What is a 'hazardous' tree?
A hazardous tree is 'a tree with structural defects likely to cause failure of all or part of the tree, which could strike a ‘target.’ A target can be a vehicle, building, or a place where people gather such as a park bench, picnic table, street, or backyard.'1
In context of this quote, 'failure' of a tree refers to a tree not being able to support all or part of itself upright anymore, at which point all or part of the tree may fall over and hurt passersby or damage property.

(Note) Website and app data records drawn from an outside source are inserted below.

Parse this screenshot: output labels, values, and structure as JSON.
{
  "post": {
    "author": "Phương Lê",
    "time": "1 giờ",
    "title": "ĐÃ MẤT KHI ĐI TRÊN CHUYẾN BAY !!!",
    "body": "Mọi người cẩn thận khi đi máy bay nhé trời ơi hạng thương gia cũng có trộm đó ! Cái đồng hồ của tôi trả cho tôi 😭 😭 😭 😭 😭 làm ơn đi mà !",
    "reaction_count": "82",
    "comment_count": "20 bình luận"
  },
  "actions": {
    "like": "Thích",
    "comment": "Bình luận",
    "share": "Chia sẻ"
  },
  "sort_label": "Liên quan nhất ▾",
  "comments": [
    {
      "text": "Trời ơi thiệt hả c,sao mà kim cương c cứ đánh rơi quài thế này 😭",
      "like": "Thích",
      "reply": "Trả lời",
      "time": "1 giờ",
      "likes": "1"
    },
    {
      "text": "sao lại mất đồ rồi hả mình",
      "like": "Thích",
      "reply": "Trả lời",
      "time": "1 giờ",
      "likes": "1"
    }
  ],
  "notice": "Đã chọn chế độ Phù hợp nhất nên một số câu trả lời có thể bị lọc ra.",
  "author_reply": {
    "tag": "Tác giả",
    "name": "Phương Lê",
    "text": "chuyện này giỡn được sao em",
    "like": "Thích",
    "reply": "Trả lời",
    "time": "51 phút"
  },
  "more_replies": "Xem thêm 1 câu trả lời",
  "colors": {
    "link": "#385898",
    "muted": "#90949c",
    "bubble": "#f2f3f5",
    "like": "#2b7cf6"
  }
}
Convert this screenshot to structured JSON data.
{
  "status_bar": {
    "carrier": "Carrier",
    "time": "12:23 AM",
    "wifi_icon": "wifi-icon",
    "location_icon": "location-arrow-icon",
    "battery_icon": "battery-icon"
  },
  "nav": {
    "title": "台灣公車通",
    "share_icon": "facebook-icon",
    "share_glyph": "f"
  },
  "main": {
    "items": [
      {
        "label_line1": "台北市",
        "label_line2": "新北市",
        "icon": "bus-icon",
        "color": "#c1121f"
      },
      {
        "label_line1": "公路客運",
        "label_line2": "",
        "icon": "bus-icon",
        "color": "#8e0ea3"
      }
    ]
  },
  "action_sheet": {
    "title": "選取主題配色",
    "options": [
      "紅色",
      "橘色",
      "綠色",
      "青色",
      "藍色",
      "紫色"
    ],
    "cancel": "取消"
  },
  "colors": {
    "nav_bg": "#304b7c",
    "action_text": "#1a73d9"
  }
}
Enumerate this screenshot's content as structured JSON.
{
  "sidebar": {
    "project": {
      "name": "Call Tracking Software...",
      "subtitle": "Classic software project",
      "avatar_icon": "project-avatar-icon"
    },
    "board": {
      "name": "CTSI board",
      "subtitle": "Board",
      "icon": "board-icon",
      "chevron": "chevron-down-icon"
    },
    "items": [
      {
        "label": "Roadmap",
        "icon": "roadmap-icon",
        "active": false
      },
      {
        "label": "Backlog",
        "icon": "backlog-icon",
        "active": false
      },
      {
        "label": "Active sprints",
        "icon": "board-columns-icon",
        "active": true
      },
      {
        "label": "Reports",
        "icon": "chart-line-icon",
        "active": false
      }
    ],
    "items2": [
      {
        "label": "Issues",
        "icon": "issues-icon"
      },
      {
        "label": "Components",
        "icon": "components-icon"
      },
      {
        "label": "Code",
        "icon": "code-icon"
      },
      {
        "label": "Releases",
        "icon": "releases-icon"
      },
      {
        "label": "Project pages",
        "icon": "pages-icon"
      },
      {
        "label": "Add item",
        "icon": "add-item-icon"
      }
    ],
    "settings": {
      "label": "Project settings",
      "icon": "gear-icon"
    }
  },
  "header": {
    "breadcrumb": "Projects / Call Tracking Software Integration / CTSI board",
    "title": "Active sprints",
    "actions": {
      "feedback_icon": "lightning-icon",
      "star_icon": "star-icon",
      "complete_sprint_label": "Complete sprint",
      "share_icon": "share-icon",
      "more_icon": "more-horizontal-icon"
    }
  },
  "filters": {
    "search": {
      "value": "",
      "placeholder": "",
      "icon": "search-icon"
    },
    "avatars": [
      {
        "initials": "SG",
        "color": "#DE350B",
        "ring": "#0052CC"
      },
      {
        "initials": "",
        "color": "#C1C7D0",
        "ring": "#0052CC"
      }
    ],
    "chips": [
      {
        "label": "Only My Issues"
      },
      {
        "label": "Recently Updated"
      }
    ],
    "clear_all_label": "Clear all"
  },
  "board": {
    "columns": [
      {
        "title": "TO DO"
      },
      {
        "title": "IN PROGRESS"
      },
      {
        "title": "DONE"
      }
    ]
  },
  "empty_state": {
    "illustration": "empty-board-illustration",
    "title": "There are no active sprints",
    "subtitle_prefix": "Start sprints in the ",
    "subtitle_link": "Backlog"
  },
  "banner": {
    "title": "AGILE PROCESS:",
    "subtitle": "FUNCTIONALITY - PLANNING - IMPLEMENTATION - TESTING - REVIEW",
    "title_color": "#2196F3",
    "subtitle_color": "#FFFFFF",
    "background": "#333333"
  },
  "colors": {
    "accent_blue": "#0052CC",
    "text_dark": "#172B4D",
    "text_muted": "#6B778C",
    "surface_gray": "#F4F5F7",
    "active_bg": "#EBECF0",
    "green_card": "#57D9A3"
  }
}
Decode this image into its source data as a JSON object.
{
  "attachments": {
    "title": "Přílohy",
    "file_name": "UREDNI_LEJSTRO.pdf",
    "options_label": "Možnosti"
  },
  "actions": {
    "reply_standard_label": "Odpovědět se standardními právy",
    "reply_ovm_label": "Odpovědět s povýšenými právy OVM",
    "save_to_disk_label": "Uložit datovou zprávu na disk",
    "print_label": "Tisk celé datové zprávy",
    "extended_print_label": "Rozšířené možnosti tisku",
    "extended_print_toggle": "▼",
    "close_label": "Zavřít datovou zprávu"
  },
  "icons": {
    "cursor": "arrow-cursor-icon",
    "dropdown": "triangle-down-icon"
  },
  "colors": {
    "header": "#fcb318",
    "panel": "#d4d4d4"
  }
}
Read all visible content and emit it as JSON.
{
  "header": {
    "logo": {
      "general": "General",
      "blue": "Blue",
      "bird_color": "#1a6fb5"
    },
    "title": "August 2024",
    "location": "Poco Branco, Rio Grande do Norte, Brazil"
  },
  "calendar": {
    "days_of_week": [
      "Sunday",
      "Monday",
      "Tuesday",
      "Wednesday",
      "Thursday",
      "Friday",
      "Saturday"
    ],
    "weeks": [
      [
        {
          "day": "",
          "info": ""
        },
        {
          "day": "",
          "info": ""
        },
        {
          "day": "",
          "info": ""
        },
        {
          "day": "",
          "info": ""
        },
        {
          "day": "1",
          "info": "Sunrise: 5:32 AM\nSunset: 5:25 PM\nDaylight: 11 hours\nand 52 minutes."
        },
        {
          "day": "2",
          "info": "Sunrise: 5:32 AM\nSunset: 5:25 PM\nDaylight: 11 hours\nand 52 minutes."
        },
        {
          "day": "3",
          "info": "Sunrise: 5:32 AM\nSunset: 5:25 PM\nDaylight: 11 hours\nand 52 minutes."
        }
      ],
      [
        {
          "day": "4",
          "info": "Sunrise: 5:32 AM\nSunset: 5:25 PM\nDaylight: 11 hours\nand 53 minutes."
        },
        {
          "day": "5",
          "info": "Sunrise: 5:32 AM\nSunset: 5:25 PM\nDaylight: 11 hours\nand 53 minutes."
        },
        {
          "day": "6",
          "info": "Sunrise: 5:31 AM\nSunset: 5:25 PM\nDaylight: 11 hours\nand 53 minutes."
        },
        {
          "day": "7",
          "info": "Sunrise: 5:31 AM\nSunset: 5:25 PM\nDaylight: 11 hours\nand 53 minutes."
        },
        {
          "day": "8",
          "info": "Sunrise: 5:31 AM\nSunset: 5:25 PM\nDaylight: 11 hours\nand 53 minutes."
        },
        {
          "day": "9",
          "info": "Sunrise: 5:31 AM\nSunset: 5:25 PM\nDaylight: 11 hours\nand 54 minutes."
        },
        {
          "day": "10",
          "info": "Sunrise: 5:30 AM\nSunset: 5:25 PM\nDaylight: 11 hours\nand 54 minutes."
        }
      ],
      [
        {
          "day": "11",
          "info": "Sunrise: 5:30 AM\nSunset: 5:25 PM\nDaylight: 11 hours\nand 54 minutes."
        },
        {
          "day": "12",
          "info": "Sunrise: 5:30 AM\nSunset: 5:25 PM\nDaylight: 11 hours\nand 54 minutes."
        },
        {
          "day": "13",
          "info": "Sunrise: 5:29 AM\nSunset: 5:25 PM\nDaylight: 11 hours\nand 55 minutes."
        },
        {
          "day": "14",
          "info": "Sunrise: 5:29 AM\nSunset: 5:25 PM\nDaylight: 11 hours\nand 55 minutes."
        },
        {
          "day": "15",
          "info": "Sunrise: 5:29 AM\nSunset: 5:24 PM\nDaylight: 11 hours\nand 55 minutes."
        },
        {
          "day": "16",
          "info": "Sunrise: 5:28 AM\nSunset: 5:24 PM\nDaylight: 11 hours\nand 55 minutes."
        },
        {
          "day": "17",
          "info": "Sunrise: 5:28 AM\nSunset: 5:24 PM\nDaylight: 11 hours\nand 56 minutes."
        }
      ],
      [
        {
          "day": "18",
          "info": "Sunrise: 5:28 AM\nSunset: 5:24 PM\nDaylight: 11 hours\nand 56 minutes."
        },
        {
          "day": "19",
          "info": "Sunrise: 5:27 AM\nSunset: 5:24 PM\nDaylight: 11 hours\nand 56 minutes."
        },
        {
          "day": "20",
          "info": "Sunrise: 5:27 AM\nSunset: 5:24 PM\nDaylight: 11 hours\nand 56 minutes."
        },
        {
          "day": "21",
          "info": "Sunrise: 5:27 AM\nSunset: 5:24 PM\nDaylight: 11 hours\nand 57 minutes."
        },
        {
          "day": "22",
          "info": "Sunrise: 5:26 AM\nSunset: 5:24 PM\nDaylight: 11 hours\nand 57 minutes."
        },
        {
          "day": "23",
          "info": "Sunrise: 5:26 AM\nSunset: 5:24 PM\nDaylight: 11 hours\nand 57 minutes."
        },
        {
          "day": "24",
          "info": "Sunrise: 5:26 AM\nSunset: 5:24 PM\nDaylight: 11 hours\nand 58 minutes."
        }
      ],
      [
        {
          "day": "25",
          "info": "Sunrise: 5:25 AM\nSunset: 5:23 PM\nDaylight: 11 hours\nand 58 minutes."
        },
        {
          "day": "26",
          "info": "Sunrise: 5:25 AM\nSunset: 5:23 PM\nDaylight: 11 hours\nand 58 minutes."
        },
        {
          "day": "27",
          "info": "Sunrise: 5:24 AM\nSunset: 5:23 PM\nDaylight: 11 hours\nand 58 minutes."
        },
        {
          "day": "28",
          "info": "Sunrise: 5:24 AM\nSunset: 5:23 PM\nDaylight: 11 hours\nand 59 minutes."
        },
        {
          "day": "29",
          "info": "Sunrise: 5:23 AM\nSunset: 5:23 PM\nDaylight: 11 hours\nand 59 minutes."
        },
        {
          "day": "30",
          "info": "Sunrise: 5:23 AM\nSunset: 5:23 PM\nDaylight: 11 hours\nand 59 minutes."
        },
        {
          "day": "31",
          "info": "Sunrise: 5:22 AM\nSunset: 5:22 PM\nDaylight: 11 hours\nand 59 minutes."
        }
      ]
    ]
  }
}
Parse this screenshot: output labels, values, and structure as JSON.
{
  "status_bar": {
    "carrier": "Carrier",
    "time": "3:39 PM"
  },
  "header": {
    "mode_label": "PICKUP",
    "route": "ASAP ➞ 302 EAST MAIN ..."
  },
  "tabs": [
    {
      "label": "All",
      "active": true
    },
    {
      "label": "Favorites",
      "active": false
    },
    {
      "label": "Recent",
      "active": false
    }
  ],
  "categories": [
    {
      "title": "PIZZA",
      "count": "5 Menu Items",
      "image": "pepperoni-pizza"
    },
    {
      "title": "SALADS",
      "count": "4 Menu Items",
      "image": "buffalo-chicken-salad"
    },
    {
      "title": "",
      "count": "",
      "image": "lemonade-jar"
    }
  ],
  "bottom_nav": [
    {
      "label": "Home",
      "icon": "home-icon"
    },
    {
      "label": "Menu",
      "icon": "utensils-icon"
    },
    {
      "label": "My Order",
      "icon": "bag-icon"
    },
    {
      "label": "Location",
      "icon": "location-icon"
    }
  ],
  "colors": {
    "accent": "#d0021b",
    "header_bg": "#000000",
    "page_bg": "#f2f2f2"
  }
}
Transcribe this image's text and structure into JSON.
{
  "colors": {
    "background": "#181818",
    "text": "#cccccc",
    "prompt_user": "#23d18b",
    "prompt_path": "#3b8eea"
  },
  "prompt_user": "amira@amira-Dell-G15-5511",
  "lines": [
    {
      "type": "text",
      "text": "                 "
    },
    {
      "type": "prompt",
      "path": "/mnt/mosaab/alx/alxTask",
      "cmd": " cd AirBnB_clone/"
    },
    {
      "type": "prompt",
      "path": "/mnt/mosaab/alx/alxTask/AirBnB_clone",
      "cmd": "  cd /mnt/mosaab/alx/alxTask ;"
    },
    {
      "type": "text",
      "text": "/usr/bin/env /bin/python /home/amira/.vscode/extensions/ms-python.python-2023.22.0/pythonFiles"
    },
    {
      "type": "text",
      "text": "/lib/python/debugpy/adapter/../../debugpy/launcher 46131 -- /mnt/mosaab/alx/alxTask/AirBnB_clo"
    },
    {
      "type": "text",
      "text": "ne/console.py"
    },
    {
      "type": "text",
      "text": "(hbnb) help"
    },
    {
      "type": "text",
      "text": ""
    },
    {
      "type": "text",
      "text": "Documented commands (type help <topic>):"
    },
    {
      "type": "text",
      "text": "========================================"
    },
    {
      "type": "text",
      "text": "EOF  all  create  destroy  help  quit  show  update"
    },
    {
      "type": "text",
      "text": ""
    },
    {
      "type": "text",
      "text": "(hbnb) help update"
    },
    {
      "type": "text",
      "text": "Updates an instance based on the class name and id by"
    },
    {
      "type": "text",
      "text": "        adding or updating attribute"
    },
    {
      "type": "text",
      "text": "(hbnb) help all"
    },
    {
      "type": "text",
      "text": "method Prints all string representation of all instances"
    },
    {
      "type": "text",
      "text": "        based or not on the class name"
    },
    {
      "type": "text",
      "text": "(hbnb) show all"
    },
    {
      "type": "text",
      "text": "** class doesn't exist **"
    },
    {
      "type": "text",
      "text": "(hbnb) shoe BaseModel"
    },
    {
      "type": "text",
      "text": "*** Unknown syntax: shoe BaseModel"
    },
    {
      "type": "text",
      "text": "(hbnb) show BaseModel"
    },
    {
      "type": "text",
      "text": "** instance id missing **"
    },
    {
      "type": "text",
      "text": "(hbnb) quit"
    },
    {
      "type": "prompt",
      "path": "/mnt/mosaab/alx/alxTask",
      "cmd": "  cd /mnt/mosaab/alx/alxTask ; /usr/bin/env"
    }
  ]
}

In context of this quote, 'structural defects' may include poorly healed trunk wounds, which indicate areas of unhealthy tissue that are susceptible to infection; fungal or bacterial infections that render the wood soft, spongy or hollow; cracks in the trunk, which indicate areas of structural weakness, as well as increases susceptibility to infection; cavities in the tree, which significantly decrease tree strength, may collect water and cause rot, and increases susceptibility to infection. In the context of the above quote, 'structural defects' weaken the overall strength of the tree trunk, branches and roots to the point where the tree may fail, and fall over.
Why does the Botanic Garden and Facilities Management remove campus trees?
Campus trees that have been repeatedly evaluated as 'hazardous' by the Director of the Botanic Garden and a consulting arborist are removed to prevent accidents from occurring on campus. Our desire is to maintain a safe campus. This is the only reason we are removing these hazardous trees. Already, the campus community has had some near misses with falling limbs and trees. The Botanic Garden and Facilities Management must follow the safe course of action and remove diseased, decaying, structurally unsafe, hazardous trees.
1 Minnesota Department of Natural Resources, and USDA Forest Service. 1996. How to Recognize Hazardous Defects in Trees. USDA Forest Service NA-FR-01-96. 20 pp.
Quercus alba, White Oak, near Mary Lyon's grave was removed when testing indicated the interior of the tree was hollow.
Hazardous Pin Oak, Quercus palustris, removed from Skinner Green near Blanchard